Shanta M. Messerli1†, Mok-Ryeon Ahn2†, Kazuhiro Kunimasa2, Miyako Yanagihara3, Tomoki Tatefuji3, Ken Hashimoto3, Victor Mautner4, Yoshihiro Uto5, Hitoshi Hori5, Shigenori Kumazawa2, Kazuhiko Kaji2, Toshiro Ohta2 and Hiroshi Maruta4*
1Marine Biological Laboratory, Woods Hole, USA
2University of Shizuoka, Shizuoka, Japan
3Yamada Apiculture Center, Okayama, Japan
4University Hospital Uppendorf (UKE), Hamburg, Germany 5University of Tokushima, Tokushima, Japan

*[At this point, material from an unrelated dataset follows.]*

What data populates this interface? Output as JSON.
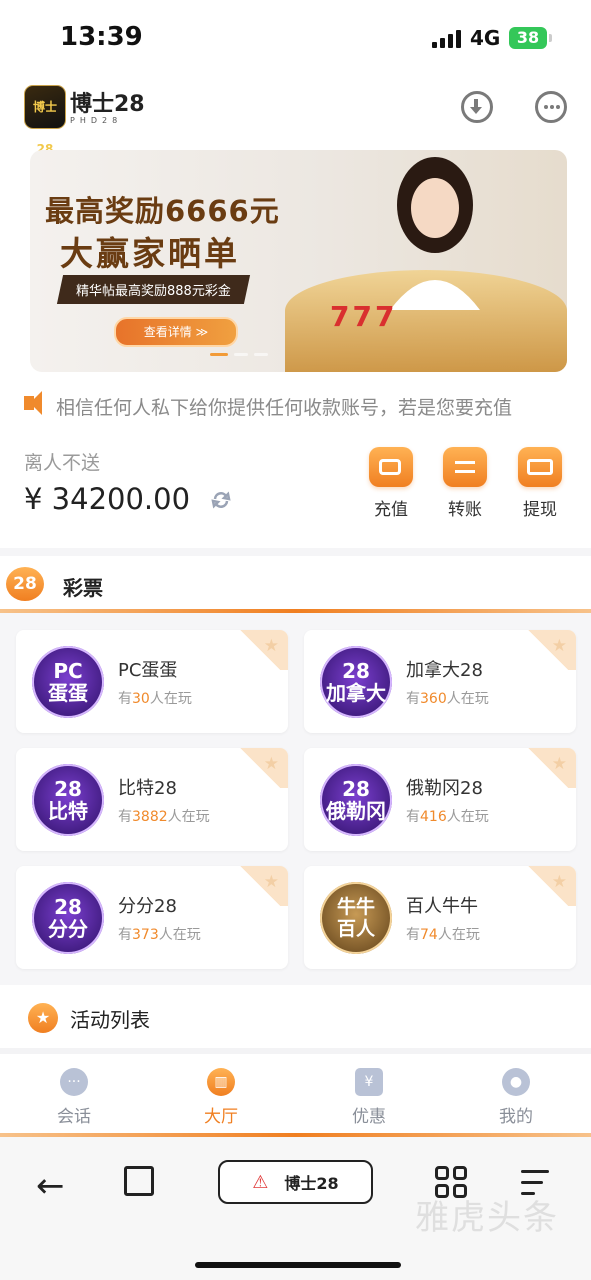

There are mainly three types of propolis whose major anticancer ingredients are entirely different: (1) CAPE (caffeic acid phenethyl ester)-based propolis in Europe, Far East and New Zealand, (2) artepillin C (ARC)-based Brazilian green propolis and (3) Brazilian red propolis. It was shown previously that NF (neurofibromatosis)- associated tumors require the kinase PAK1 for their growth, and CAPE-based propolis extracts such as Bio 30 suppress completely the growth of NF tumors in vivo by blocking PAK1 signaling. Also it was demon- strated that ARC suppresses angiogenesis, suggesting the possibility that ARC also blocks oncogenic PAK1 signaling. Here it is shown for the first time that both ARC and green propolis extract (GPE) indeed block the PAK1 signaling selectively, without affecting another kinase known as AKT. Furthermore, it was confirmed that ARC as well as GPE suppress almost completely the growth of human NF tumor xenografts in mice, as does Bio 30. These results suggest that both CAPE-based and ARC-based propolis extracts are natural anti- PAK1 remedies and could be among the first effective NF therapeutics available on the market. Since more than 70% of human cancers such as breast and prostate cancers require the kinase PAK1 for their growth, it is quite possible that GPE could be potentially useful for the treatment of these cancers, as is Bio 30.
* THESE STATEMENTS HAVE NOT BEEN EVALUATED BY THE FOOD AND DRUG ADMINISTRATION. THIS IS NOT INTENDED TO DIAGNOSE, TREAT CURE OR PREVENT ANY DISEASE.